That’s the focus of a new technical bulletin created by the FGIA Window Opening Control Device (WOCD) Update Task Group. For the last year, members have been hard at work creating the comprehensive new document. Complete with graphics, it visually displays and explains the differences in these important specialized types of hardware. This document will be a helpful tool for colleagues and customers to understand the difference in these essential types of window hardware. Night latches or vent limiters simply limit the sash opening to let air in or out for ventilation. They are not WOCDs. Vent stops, vent limiters or night latches, which cannot be released and which restrict the window sash from being fully opened, should not be used on windows designated as or intended to be emergency escape and rescue openings (egress).

WOCDs are devices that have been tested to the specifications within ASTM F2090, Standard Specification for Window Fall Prevention Devices with Emergency Escape (Egress) Release Mechanisms. WOCDs were introduced as a new window fall prevention device starting with the 2008 version. This is an important safety standard for window fall prevention devices that are releasable, so that windows can be fully opened for emergency escape and rescue.

To meet the requirements of ASTM F2090, WOCDs must limit the sash opening to less than four inches — the dimension universally accepted in building codes for balcony railings or guardrail assembly openings. WOCDs must also be releasable by either two independent single-action devices, or one dual-action device. After the release of the WOCD, it must also allow the window sash to be fully opened, as needed for emergency escape or rescue. A WOCD must also automatically reset when the sash is closed, so that the sash opening will be less than four inches when the sash is opened again.

To make it easier for people to exit or enter through an egress window in the event of an emergency, WOCD egress release mechanisms must be readily visible when the sash is in the fully closed position, or when the window sash has reached the controlled open position, or both. WOCDs require two separate, distinct and consecutive actions to release them, as indicated in ASTM F2090.

Regardless of the type or style of window, keep in mind that operation of the sash must be independent of the disengagement of the WOCD. That’s an important point of distinction. Operation of the sash, including mechanical hardware operators, cannot be considered as part of disengaging the WOCD.

That may feel like a lot to remember when it comes to distinguishing what constitutes a WOCD. So, when it comes to choosing window hardware, for simplicity and safety’s sake for emergency escape and rescue applications, look for WOCDs that comply with ASTM F2090, to play it safe.

Use of ASTM-compliant WOCDs is referenced in Window Safety Week tips.
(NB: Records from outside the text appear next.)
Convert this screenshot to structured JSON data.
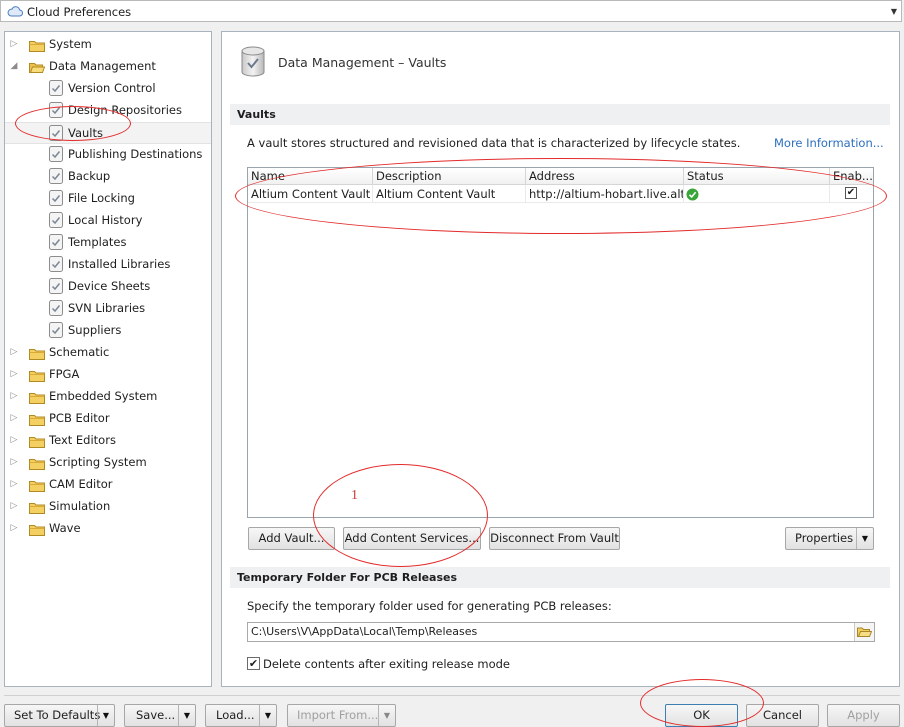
{
  "window": {
    "title": "Cloud Preferences"
  },
  "tree": {
    "top": [
      {
        "label": "System"
      },
      {
        "label": "Data Management"
      }
    ],
    "children": [
      {
        "label": "Version Control"
      },
      {
        "label": "Design Repositories"
      },
      {
        "label": "Vaults"
      },
      {
        "label": "Publishing Destinations"
      },
      {
        "label": "Backup"
      },
      {
        "label": "File Locking"
      },
      {
        "label": "Local History"
      },
      {
        "label": "Templates"
      },
      {
        "label": "Installed Libraries"
      },
      {
        "label": "Device Sheets"
      },
      {
        "label": "SVN Libraries"
      },
      {
        "label": "Suppliers"
      }
    ],
    "rest": [
      {
        "label": "Schematic"
      },
      {
        "label": "FPGA"
      },
      {
        "label": "Embedded System"
      },
      {
        "label": "PCB Editor"
      },
      {
        "label": "Text Editors"
      },
      {
        "label": "Scripting System"
      },
      {
        "label": "CAM Editor"
      },
      {
        "label": "Simulation"
      },
      {
        "label": "Wave"
      }
    ]
  },
  "page": {
    "title": "Data Management – Vaults"
  },
  "vaults": {
    "header": "Vaults",
    "description": "A vault stores structured and revisioned data that is characterized by lifecycle states.",
    "more_info": "More Information...",
    "columns": [
      "Name",
      "Description",
      "Address",
      "Status",
      "Enab..."
    ],
    "rows": [
      {
        "name": "Altium Content Vault",
        "description": "Altium Content Vault",
        "address": "http://altium-hobart.live.alti...",
        "status": "ok",
        "enabled": true
      }
    ],
    "buttons": {
      "add_vault": "Add Vault...",
      "add_content_services": "Add Content Services...",
      "disconnect": "Disconnect From Vault",
      "properties": "Properties"
    }
  },
  "temp": {
    "header": "Temporary Folder For PCB Releases",
    "description": "Specify the temporary folder used for generating PCB releases:",
    "path": "C:\\Users\\V\\AppData\\Local\\Temp\\Releases",
    "delete_label": "Delete contents after exiting release mode",
    "delete_checked": true
  },
  "footer": {
    "set_defaults": "Set To Defaults",
    "save": "Save...",
    "load": "Load...",
    "import_from": "Import From...",
    "ok": "OK",
    "cancel": "Cancel",
    "apply": "Apply"
  },
  "annotation": {
    "number": "1"
  },
  "colors": {
    "annotation": "#e32b2b",
    "link": "#2c6fbf",
    "status_ok": "#3aa63a"
  }
}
If you’d like to learn more about child fall prevention, visit And, look for the new FGIA WOCD document in our online store once complete.